As a patron of the arts, de Montefeltro would have belonged to that class of people in Renaissance Italy who could afford to have special works commissioned by expensive artists. Having the studiolo done by a top-calibre craftman showed his prominent stature in society. The tiny room's contents further exhibited his passion for the liberal arts-literature, music, mathematics, astronomy and the military arts-
which, more often than not, were the domain of the learned uppercrust in 15th to 16th century Europe.

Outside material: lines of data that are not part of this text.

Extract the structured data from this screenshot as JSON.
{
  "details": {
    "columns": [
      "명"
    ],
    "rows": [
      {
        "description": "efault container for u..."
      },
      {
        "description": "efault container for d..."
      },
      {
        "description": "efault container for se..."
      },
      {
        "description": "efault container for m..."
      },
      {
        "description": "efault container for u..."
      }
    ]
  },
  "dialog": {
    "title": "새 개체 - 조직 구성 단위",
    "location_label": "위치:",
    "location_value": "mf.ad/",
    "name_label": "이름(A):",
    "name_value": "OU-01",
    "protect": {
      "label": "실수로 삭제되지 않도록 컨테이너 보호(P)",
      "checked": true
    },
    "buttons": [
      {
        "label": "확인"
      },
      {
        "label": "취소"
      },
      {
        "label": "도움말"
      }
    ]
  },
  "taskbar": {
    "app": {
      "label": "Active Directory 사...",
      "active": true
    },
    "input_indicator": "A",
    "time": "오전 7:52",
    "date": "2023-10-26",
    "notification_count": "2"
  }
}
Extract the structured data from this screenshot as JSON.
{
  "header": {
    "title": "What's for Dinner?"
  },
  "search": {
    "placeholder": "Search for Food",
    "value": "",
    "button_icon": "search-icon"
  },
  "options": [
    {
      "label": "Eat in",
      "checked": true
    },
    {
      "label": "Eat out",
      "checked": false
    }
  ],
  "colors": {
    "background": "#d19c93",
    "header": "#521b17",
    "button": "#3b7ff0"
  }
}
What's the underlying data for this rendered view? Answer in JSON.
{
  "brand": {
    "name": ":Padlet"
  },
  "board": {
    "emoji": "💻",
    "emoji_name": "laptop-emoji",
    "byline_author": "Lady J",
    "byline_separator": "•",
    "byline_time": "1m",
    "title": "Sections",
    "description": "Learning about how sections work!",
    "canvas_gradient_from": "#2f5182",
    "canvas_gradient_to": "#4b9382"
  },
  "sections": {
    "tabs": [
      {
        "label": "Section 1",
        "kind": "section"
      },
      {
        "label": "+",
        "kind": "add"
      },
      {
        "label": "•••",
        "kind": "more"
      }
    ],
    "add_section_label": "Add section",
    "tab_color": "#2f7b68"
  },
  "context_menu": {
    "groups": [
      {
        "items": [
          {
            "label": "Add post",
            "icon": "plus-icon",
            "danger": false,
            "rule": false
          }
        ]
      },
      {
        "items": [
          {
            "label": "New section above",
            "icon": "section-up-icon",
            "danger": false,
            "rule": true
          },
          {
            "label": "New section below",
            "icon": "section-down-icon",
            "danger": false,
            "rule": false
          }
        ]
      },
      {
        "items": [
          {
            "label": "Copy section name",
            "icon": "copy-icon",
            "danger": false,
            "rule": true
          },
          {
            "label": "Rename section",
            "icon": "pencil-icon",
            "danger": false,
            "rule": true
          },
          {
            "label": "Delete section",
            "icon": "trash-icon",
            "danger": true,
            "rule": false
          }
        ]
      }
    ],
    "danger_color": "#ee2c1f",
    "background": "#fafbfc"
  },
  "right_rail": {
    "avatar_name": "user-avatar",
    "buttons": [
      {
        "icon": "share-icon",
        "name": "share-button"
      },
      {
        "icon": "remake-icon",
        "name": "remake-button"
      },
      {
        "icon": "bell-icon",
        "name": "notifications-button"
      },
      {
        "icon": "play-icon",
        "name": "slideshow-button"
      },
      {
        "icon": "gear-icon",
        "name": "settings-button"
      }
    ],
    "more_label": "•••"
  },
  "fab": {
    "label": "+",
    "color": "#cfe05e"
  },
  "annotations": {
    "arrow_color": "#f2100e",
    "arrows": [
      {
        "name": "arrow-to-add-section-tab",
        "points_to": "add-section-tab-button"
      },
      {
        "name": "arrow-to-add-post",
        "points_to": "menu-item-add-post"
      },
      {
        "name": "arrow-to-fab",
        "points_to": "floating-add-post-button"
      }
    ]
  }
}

His love for learning was evident by the 30 or so books showcased in the cabinets. The presence of citterns, lutes, and harps showed that he probably preferred delicate music, such as medieval chansons and types of Baroque music. Hanging from a hook on the top shelf of one of the panels is an armillary sphere, an astronomical instrument used in the fifteenth century for teaching elementary astronomy ("Studiolo"). One of the most interesting items on display was an octagonal bird cage that is seen through a half-open cabinet, and in it is perched a parakeet and its seed box. Since such exotic birds and animals could only be owned by royalty and other wealthy citizens, one can conclude that the duke was truly a person of great importance during his time. The parakeet, it seems, was a status symbol.